Treatment of toenail injuries will depend on the particular type of injury and the extent of the injury. A subungual hematoma, if it covers more than 25 percent of the nail area, may require a podiatrist’s intervention to alleviate the pressure. This may include trephination, making a small hole in the nail through which fluid may be expelled, alleviating the pressure, or avulsion, the surgical removal of the nail and treatment of underlying damage. For an ingrown toenail, your podiatrist may also perform an avulsion either of the entire nail or a portion. It is important to note that you should not attempt to remove the nail or cut into the skin around the nail yourself.
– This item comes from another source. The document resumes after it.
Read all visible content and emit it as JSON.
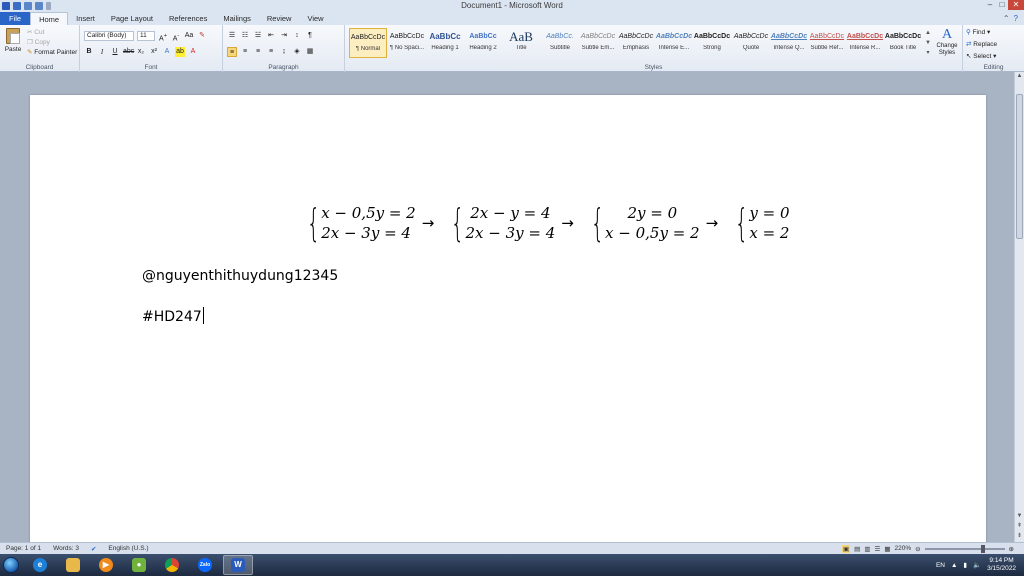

Tools used at home may accidentally do more damage than good, in addition to increasing risk of bacterial infection. Your podiatrist is specifically trained to perform these and other treatments in a safe, clinical, and sterile environment. Your podiatrist will also be able to evaluate and treat your injury for any additional concerns.

In an effort to reduce your risk of suffering from toenail injuries, take time to make sure you purchase properly fitting socks and shoes. Ideally try on socks and shoes later in the day as the feet typically swell a bit over the course of the day. The feet also swell some during exercise so trying on shoes later in the day is more likely to result in proper fit. Look for a store that offers an incline board that you can walk up and down while trying on the shoes. In addition to walking up and down the incline board, spend a few minutes simply standing on the decline to see if your feet slide forward or push against the ends of the shoes. If you experience sliding of the foot or your toes hitting the ends of the shoes, try on a pair a half size larger and keeping going up in size until you find a pair that still fits snuggly in width from the forefoot through the heel, but without your toes hitting the ends.

In addition to ensuring proper shoe and sock fit, pay attention to the amount of weight you carry while hiking or running. The more weight you carry, the more likely you are to suffer from a toenail or other injury. Try to distribute the weight evenly across your back or waist and avoid excess amounts of weight. Take regular breaks during which you can remove the weight, whether it is a backpack, water pack, or otherwise. Take care that your shoes aren’t overly heavy either. While lightweight or ultralight shoes aren’t for everyone, take the time to find hiking and running shoes that aren’t overly heavy. Excess weight means having to do extra work to lift the feet and shoes and also means extra pressure on the toes simply due to the weight of the shoes. Just be sure that in giving up weight, you don’t sacrifice stability and quality.

If you are suffering from any type of toenail injury or have any concerns regarding your feet, ankles, and lower legs, please call Kansas City Foot Specialists today at (913) 338-4440 to schedule an appointment. We look forward to seeing you soon.